- Work instruction: Output all entries below exactly as they are given.

*** Extracted entries ***

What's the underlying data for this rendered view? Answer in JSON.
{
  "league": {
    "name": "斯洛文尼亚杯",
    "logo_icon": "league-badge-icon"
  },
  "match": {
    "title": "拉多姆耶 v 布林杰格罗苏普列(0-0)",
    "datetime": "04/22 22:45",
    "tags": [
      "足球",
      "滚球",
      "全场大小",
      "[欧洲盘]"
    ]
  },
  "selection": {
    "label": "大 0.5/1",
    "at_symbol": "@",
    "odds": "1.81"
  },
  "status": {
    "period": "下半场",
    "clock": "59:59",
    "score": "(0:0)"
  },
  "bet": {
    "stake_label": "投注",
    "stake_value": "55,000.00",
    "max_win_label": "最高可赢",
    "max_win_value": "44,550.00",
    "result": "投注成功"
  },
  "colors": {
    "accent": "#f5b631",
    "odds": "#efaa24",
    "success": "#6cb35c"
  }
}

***

- Exercise result:
What's the underlying data for this rendered view? Answer in JSON.
{
  "league": {
    "name": "斯洛文尼亚杯",
    "logo_icon": "league-badge-icon"
  },
  "match": {
    "title": "拉多姆耶 v 布林杰格罗苏普列(0-0)",
    "datetime": "04/22 22:45",
    "tags": [
      "足球",
      "滚球",
      "全场大小",
      "[欧洲盘]"
    ]
  },
  "selection": {
    "label": "大 0.5/1",
    "at_symbol": "@",
    "odds": "1.81"
  },
  "status": {
    "period": "下半场",
    "clock": "59:59",
    "score": "(0:0)"
  },
  "bet": {
    "stake_label": "投注",
    "stake_value": "55,000.00",
    "max_win_label": "最高可赢",
    "max_win_value": "44,550.00",
    "result": "投注成功"
  },
  "colors": {
    "accent": "#f5b631",
    "odds": "#efaa24",
    "success": "#6cb35c"
  }
}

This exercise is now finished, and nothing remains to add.